### GIVEN ENTRIES
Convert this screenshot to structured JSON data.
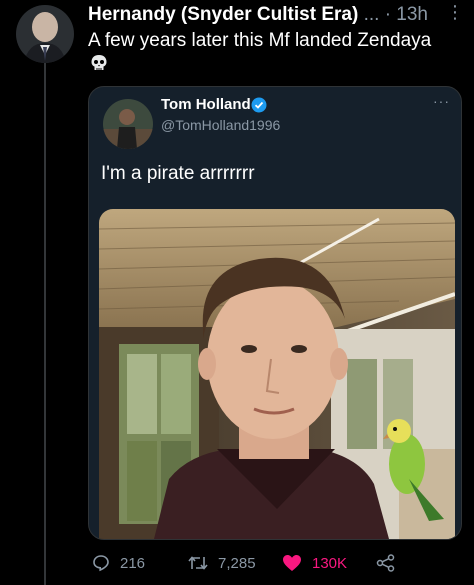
{
  "tweet": {
    "author_name": "Hernandy (Snyder Cultist Era)",
    "truncation": "...",
    "separator": "·",
    "time": "13h",
    "more_label": "⋮",
    "text": "A few years later this Mf landed Zendaya",
    "emoji_icon": "skull-emoji-icon"
  },
  "quoted": {
    "name": "Tom Holland",
    "handle": "@TomHolland1996",
    "more_label": "···",
    "text": "I'm a pirate arrrrrrr",
    "verified_color": "#1d9bf0"
  },
  "actions": {
    "replies": "216",
    "retweets": "7,285",
    "likes": "130K",
    "like_color": "#f91880"
  }
}
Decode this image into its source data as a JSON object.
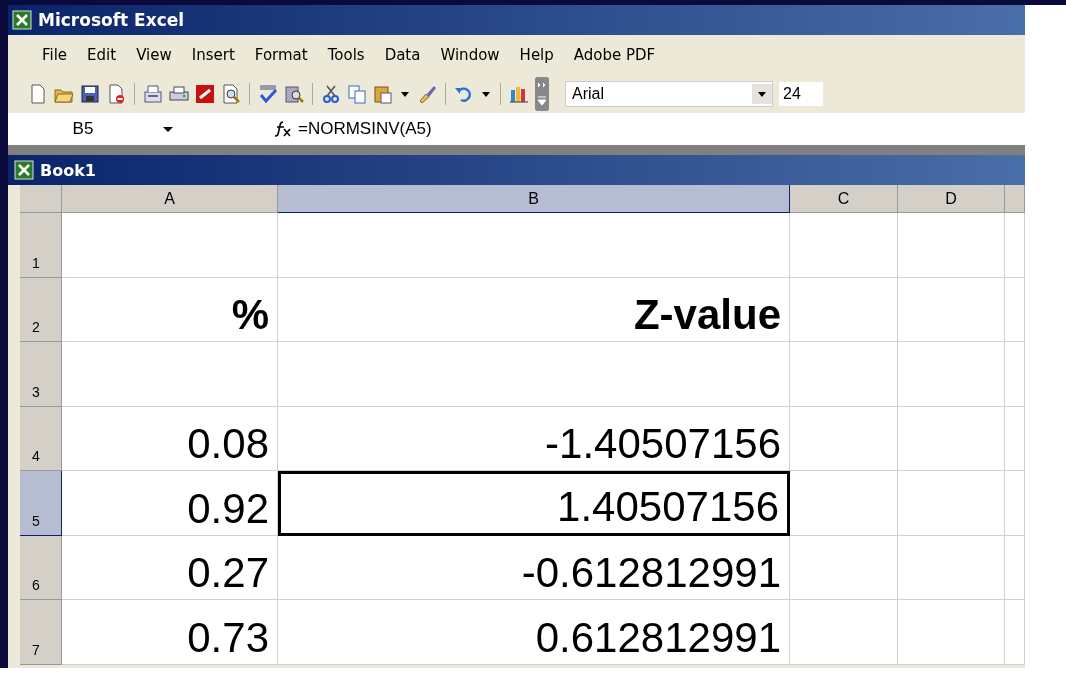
{
  "window": {
    "title": "Microsoft Excel"
  },
  "menu": [
    "File",
    "Edit",
    "View",
    "Insert",
    "Format",
    "Tools",
    "Data",
    "Window",
    "Help",
    "Adobe PDF"
  ],
  "toolbar": {
    "font": "Arial",
    "font_size": "24"
  },
  "formula_bar": {
    "name_box": "B5",
    "formula": "=NORMSINV(A5)"
  },
  "workbook": {
    "title": "Book1"
  },
  "columns": [
    {
      "label": "A",
      "selected": false
    },
    {
      "label": "B",
      "selected": true
    },
    {
      "label": "C",
      "selected": false
    },
    {
      "label": "D",
      "selected": false
    }
  ],
  "rows": [
    {
      "label": "1",
      "selected": false,
      "cells": []
    },
    {
      "label": "2",
      "selected": false,
      "cells": [
        {
          "text": "%",
          "bold": true,
          "selected": false
        },
        {
          "text": "Z-value",
          "bold": true,
          "selected": false
        }
      ]
    },
    {
      "label": "3",
      "selected": false,
      "cells": []
    },
    {
      "label": "4",
      "selected": false,
      "cells": [
        {
          "text": "0.08",
          "bold": false,
          "selected": false
        },
        {
          "text": "-1.40507156",
          "bold": false,
          "selected": false
        }
      ]
    },
    {
      "label": "5",
      "selected": true,
      "cells": [
        {
          "text": "0.92",
          "bold": false,
          "selected": false
        },
        {
          "text": "1.40507156",
          "bold": false,
          "selected": true
        }
      ]
    },
    {
      "label": "6",
      "selected": false,
      "cells": [
        {
          "text": "0.27",
          "bold": false,
          "selected": false
        },
        {
          "text": "-0.612812991",
          "bold": false,
          "selected": false
        }
      ]
    },
    {
      "label": "7",
      "selected": false,
      "cells": [
        {
          "text": "0.73",
          "bold": false,
          "selected": false
        },
        {
          "text": "0.612812991",
          "bold": false,
          "selected": false
        }
      ]
    }
  ]
}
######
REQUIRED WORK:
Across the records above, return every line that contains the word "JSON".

OUTPUT FOR THIS TASK:
Convert this screenshot to structured JSON data.
Decode this image into its source data as a JSON object.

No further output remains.